Material provided:
....

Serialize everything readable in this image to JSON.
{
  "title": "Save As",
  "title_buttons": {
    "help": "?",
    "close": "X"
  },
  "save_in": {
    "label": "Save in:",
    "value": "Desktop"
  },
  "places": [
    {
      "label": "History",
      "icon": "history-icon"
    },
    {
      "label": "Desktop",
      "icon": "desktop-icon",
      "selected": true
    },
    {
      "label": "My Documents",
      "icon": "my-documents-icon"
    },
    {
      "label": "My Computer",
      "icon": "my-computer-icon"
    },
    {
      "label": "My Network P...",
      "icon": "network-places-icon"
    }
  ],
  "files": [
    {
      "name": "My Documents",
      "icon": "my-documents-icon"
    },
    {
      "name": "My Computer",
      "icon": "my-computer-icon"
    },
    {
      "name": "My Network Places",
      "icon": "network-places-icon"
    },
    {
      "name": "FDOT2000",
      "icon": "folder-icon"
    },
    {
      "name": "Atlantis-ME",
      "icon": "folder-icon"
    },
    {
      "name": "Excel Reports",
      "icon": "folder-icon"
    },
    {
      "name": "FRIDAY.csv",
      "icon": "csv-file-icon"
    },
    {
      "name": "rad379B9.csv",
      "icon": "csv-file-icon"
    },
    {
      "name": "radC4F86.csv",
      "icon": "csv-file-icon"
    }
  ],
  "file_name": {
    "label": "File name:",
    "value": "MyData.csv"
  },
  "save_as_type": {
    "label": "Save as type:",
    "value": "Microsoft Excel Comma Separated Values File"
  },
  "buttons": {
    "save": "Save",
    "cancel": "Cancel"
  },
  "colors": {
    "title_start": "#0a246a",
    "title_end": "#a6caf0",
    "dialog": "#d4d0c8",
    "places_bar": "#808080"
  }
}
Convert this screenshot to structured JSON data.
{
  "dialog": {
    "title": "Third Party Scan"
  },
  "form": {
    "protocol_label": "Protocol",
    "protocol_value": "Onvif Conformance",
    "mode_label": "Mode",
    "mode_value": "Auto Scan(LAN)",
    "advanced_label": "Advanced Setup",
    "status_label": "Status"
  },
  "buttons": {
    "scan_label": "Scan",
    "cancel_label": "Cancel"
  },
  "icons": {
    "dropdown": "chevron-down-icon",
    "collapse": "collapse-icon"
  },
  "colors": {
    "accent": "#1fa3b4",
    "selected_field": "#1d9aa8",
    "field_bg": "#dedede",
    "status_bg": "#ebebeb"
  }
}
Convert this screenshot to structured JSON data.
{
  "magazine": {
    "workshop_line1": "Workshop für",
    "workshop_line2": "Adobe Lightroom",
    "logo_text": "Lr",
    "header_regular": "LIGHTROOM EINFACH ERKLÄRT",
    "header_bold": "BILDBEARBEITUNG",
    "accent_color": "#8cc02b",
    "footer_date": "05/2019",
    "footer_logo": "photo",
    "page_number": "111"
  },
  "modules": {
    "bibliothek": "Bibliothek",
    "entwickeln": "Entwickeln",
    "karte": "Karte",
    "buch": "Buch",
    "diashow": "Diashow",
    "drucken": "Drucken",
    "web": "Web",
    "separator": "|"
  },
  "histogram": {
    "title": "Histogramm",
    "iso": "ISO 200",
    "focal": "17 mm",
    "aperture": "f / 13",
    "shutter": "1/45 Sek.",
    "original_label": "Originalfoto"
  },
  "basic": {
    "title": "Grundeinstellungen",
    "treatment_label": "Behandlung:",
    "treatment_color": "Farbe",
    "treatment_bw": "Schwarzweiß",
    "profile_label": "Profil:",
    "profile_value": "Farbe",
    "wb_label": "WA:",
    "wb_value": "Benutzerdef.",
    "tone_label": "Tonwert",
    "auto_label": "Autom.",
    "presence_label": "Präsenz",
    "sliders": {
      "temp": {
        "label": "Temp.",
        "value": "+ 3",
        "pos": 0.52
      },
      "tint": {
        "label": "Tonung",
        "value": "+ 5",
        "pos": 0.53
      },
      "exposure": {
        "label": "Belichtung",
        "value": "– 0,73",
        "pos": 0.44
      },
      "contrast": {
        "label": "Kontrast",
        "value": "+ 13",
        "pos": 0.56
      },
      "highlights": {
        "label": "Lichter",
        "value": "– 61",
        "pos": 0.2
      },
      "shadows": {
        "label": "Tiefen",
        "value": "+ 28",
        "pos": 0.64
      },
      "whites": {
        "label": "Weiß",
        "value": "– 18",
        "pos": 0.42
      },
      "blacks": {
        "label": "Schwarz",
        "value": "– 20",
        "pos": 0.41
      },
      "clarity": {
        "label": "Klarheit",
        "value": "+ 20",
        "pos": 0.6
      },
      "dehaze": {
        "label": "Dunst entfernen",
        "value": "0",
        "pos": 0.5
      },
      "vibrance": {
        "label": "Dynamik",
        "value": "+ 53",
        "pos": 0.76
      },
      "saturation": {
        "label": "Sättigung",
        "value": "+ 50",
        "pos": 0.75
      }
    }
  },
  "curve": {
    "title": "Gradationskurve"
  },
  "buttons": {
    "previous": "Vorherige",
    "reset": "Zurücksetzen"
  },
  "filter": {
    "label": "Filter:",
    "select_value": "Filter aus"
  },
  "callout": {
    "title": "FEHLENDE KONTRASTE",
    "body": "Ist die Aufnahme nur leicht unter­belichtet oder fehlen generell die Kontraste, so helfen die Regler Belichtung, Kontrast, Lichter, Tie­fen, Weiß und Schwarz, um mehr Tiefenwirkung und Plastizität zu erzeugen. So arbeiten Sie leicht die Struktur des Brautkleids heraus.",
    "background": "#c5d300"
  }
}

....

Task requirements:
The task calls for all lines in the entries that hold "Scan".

Your response:
    "title": "Third Party Scan"
    "mode_value": "Auto Scan(LAN)",
    "scan_label": "Scan",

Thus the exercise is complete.